▶ [Your assignment]: Look through the entries below and count the lines with "value" in them; the reply is the number alone.

▶ [Exercise inputs]:
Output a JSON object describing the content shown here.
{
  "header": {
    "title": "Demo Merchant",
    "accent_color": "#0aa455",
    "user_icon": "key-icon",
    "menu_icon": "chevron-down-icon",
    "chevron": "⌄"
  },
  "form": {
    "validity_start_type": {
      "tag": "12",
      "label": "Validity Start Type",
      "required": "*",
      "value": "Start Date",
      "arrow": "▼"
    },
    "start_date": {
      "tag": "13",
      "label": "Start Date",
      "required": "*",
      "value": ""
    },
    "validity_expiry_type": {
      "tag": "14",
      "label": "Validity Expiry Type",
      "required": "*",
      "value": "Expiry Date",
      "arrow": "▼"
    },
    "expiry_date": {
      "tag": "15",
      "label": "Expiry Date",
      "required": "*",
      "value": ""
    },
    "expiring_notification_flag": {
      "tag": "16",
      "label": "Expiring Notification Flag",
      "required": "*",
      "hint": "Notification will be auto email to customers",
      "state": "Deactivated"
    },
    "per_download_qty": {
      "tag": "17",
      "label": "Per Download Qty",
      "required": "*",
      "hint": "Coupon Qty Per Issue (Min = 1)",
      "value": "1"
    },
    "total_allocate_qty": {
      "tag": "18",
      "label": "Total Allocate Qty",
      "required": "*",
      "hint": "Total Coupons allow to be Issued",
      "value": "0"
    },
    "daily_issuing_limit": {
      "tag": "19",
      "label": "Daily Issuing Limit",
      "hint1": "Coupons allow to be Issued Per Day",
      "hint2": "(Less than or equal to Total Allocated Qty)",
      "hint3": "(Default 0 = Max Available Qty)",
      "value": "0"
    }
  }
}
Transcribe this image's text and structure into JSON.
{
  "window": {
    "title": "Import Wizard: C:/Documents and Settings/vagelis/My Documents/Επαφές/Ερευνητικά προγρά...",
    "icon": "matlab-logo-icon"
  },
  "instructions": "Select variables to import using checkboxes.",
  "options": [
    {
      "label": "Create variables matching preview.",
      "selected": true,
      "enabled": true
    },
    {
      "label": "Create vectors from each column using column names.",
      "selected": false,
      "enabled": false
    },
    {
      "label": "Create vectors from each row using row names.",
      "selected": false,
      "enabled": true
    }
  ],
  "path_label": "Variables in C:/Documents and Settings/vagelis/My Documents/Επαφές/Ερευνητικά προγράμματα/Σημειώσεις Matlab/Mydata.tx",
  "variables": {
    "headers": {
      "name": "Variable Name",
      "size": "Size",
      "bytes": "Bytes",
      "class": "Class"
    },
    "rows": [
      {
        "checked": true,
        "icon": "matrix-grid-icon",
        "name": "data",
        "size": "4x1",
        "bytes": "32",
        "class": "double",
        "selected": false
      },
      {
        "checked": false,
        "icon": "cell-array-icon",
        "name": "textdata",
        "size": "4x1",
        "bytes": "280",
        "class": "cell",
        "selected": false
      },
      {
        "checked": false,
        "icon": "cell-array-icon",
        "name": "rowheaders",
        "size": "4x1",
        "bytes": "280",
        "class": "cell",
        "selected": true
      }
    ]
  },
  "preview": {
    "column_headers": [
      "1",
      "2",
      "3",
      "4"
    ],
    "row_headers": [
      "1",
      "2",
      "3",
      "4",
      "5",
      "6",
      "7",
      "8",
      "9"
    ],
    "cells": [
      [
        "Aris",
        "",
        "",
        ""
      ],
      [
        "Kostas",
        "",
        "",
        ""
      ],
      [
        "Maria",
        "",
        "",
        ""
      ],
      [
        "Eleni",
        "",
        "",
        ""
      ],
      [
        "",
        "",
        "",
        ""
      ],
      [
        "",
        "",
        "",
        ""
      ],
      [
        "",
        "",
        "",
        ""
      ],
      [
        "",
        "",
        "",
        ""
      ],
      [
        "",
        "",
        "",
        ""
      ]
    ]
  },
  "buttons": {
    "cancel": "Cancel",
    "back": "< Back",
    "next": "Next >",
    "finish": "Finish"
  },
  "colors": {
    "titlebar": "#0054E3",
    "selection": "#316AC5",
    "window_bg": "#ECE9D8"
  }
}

▶ [Exercise result]: 7